Ten years ago Ireland ducked economic ruin by a whisker when the collapse of the Celtic Tiger (a feline appellation that became associated with fiscal looseness and louche credit arrangements) brought the capital to its knees. Prospects were dire and talent turned tail and fled. But today the 500,000 or so souls who live here are once again purring.
A newish wave of makers, retailers and chefs have stuck around and changed the city’s stripes, including the tropes of being too cheesy, tourist-focused or plain expensive. Dublin also has more commendable architecture than many realise. Daniel Libeskind’s angular Bord Gáis theatre and Santiago Calatrava’s harp-shaped Samuel Beckett Bridge are fairly showy hallmarks of past largesse that nonetheless helped recharge the now buzzing docklands to the city’s east.
The north side of the Liffey still relies too heavily on chain restaurants but the Georgian squares and cobbled streets that Wilde, Yeats and Joyce would have walked remain regal and there are unexpected modernist beauties to take in too.
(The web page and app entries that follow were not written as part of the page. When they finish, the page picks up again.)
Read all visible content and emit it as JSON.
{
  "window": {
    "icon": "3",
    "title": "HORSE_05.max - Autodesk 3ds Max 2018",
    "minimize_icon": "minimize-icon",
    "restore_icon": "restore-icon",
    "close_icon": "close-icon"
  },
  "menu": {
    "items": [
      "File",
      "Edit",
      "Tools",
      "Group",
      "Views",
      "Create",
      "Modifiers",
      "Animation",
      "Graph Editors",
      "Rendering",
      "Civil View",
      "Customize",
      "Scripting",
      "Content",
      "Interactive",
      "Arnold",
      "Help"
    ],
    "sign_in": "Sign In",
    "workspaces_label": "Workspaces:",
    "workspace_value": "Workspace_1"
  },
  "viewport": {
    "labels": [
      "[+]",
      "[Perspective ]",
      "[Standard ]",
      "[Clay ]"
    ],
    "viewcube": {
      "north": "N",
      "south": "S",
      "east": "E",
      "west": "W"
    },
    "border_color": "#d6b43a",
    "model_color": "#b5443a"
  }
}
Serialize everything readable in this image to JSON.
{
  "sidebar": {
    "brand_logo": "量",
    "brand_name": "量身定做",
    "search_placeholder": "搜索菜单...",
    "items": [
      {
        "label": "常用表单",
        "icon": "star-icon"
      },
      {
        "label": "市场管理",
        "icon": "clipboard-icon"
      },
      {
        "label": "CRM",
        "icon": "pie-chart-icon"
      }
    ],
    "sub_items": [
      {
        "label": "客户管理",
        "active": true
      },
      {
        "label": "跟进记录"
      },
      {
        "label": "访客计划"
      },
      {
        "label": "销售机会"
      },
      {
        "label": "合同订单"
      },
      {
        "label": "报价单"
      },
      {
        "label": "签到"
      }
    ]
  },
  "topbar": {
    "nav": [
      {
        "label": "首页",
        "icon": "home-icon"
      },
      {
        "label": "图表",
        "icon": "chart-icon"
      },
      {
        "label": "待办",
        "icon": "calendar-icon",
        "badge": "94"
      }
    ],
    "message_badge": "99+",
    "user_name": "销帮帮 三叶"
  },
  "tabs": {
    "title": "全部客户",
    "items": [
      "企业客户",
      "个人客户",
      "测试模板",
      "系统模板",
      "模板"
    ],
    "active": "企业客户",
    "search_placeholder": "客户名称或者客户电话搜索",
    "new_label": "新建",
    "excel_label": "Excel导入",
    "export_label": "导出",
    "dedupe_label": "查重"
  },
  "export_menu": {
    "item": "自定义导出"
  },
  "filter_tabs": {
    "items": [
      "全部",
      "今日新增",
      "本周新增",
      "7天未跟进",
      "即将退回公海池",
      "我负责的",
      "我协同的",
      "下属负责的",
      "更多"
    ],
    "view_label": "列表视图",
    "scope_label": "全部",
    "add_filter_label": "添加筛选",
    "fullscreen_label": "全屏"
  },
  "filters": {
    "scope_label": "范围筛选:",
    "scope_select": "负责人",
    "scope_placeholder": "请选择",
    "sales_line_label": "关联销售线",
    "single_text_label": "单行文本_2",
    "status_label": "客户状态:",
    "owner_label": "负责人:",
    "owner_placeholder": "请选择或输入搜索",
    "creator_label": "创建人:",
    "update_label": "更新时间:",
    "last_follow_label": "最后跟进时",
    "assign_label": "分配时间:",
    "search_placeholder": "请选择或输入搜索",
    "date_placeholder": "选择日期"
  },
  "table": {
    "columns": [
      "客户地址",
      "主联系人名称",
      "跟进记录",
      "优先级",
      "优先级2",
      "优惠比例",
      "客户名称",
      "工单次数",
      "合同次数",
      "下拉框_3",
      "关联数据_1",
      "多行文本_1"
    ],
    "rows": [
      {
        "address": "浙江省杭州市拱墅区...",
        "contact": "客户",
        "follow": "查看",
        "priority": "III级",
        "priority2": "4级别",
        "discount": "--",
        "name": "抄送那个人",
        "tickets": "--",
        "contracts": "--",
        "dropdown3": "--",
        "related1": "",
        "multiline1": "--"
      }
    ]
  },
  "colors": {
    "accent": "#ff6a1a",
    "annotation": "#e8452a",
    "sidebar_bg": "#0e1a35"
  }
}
There’s Sam Stephenson’s foreboding concrete Central Bank building and Ove Arup’s brutalist Busáras (a bus station, not a dinosaur), the famed engineer’s first international commission, dating from 1945.
Dublin may have felt the post-crisis bite but the tough times have, at least, created space for ambitious entrepreneurs to deliver new reasons to visit.
The hub at the heart of the Dublin International Film Festival.
A restaurant up top and bookshop below, named for a Yeats poem.
A café to covet: expect beans from Dublin-based Cloud Picker.
Calatrava’s cable-stayed statement of economic optimism.
Architect Sam Stephenson’s bemoaned-but-beautiful behemoth.
Cashmere socks, Aran-knit jumpers and Donegal-made throws.
A picturesque pottery-shop hawking hand-thrown delights.
A Merrion Row restaurant with 150 wines but just 36 covers.
Cultured clothing, plus a ground-floor café by Clement & Pekoe.
A Georgian-era building on Harcourt Street with comfy rooms.